I'm sorry your friend told you lies
I'd love to give them the benefit of the doubt, I really would. But I remember talking to their boss 18 months ago and mentioning the word "containers", and watching him go very pale. Even paler 90 days later when I we met a second time, and I revealed I'd done what I wanted to do 90 days earlier, the containers were in and working and staff were shooting them in production, and he realised I wasn't here to shag spiders.
Their entire MO since has been to say "no" to everything.
I look forward to weeks and weeks of testing and feedback while they figure that out.
Well, silver lining, I learned it first hand for myself. Now I know.
thats basically how I viewed my stint in gubbermint. That and I levelled up a few technolgies like crazy, a few months of reverse engineering P1s daily (on stupid complex, stupidly designed and not-at-all-documented or monitored environments) will do that
The final result of this decade's challenge was that the API used was indeed fair use:
In reviewing that decision, we assume for argument's sake, that the material was copyrightable. But we hold that the copying here at issue nevertheless constituted a fair use. Hence, Google's copying did not violate the copyright law.
Since the ruling was made assuming that the material was copyrightable, it does not say whether or not it agreed with the decision that the API itself is copyrightable or not. However, it does rule that even if the API itself was copyrightable, then reimplementing that API is fair use, and so does not constitute a copyright infringement.

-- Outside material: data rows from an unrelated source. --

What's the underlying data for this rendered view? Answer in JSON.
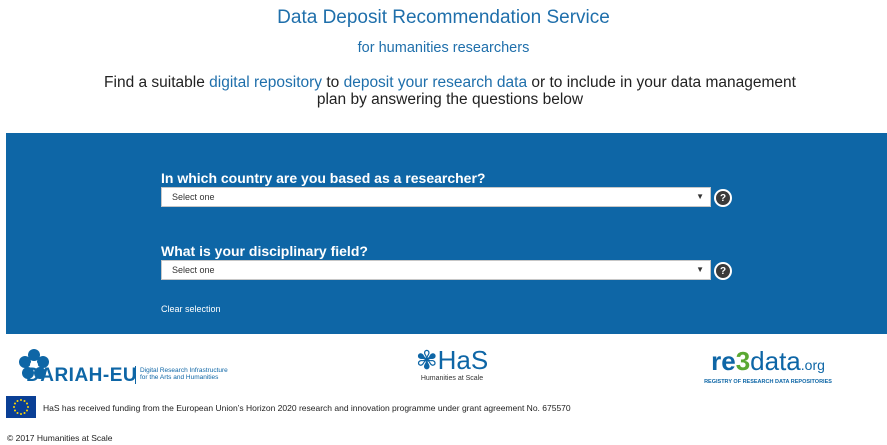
{
  "header": {
    "title": "Data Deposit Recommendation Service",
    "subtitle": "for humanities researchers"
  },
  "intro": {
    "part1": "Find a suitable ",
    "link1": "digital repository",
    "part2": " to ",
    "link2": "deposit your research data",
    "part3": " or to include in your data management plan by answering the questions below"
  },
  "form": {
    "q1": {
      "label": "In which country are you based as a researcher?",
      "selected": "Select one"
    },
    "q2": {
      "label": "What is your disciplinary field?",
      "selected": "Select one"
    },
    "help_glyph": "?",
    "clear_label": "Clear selection",
    "panel_color": "#0e66a6"
  },
  "footer": {
    "dariah": {
      "name": "DARIAH-EU",
      "tagline1": "Digital Research Infrastructure",
      "tagline2": "for the Arts and Humanities"
    },
    "has": {
      "name": "HaS",
      "tagline": "Humanities at Scale"
    },
    "re3": {
      "name_a": "re",
      "name_b": "3",
      "name_c": "data",
      "name_d": ".org",
      "tagline": "REGISTRY OF RESEARCH DATA REPOSITORIES"
    },
    "funding": "HaS has received funding from the European Union’s Horizon 2020 research and innovation programme under grant agreement No. 675570",
    "copyright": "© 2017 Humanities at Scale"
  }
}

Held: Google's copying of the Java SE API, which included only those lines of code that were needed to allow programmers to put their accrued talents to work in a new and transformative program, was a fair use of that material as a matter of law.
Interesting result for public APIs, reimplementing a documented API is not an infringement and has no punitive damage.
yay, some common sense in use in the judicial system.
Courtesy of a squad of expert lawyers and an unlimited legal fund.
justice may be blind, but she ain't cheap.
When corporate users complain about speed then run speed tests and realize their corporate network is cutting download speed to one tenth of what it should be.
rate limiting them or are they on 100Mbps switches with a GB pipe?
Who cares, they shouldn't need Gb speeds all the time anyway - and if they often do, there's business budget to pay for it.
Well his complaint is a little broad. If they have a 50mb link and the business is rate limiting users to 5Mbps then thats very different to a speed test showing 100Mbps but business on GB
Sure, but it's more fun my way.